It takes a lot of strength to: 

1.) Recognize that you need help

2.) Seek help

Once again, it is CRUCIAL  that you do not invalidate your own feelings. They are valid. 

Remember, you are not your mental illness. 

How You Can Help Shatter the Stigma Surrounding Mental Health:

Shattering the stigma surrounding mental health opens up so many doors for everyone. It all starts with people like you taking action, being a part of the catalyst for change in our society, whether it be through: 

  • Educating yourself about mental health
  • Spreading awareness about mental health to others (using social media, etc.) 
  • Support and check up on your loved ones  (this, without you even knowing it, could make a large difference in someone’s life) 

If you take away just one thing from this blog please know YOU are NOT alone. 

In fact, according to the Canadian Mental Health Association: 

  • “In any given year, 1 in 5 people in Canada will personally experience a mental health problem or illness.” 

Take time to feel and express your emotions, even if it can be scary.
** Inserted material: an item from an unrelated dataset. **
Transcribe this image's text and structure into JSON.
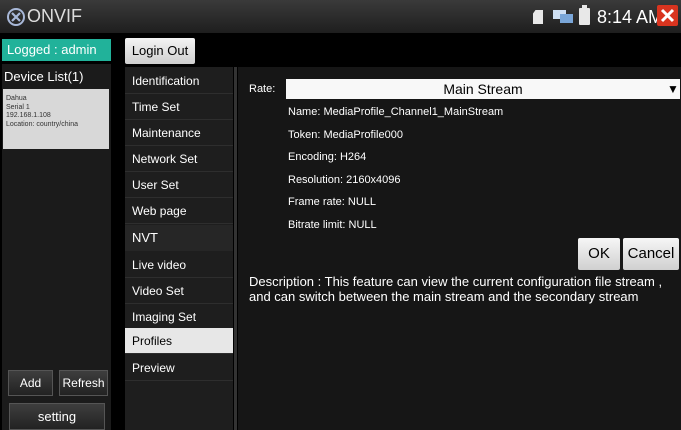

These are what make you human. Learn to embrace vulnerability.

You know yourself best and your feelings and concerns are all valid. 

Do not suffer in silence. You deserve to be heard and to be supported and you deserve to talk about your feelings. In fact, you owe it to yourself to talk about them.

Its time to:

“Name it, don’t numb it.” – Canadian Mental Health Association

Interested to learn more? 

Check out our podcast interview on the Free Your Mind Mental Health Society Youtube channel in the link down below where we further dive into “Exploring Intercultural Perspectives on Mental Health:”


Note: The Free Your Mind Mental Health Society is an independent youth-led organization. The contents of this blog are not intended to be a substitute for professional medical advice, diagnosis, or treatment. Always seek the advice of your physician or another qualified health provider with any questions you may have regarding a medical condition. In the event of a medical emergency, please call your doctor or 911 or other local emergency numbers immediately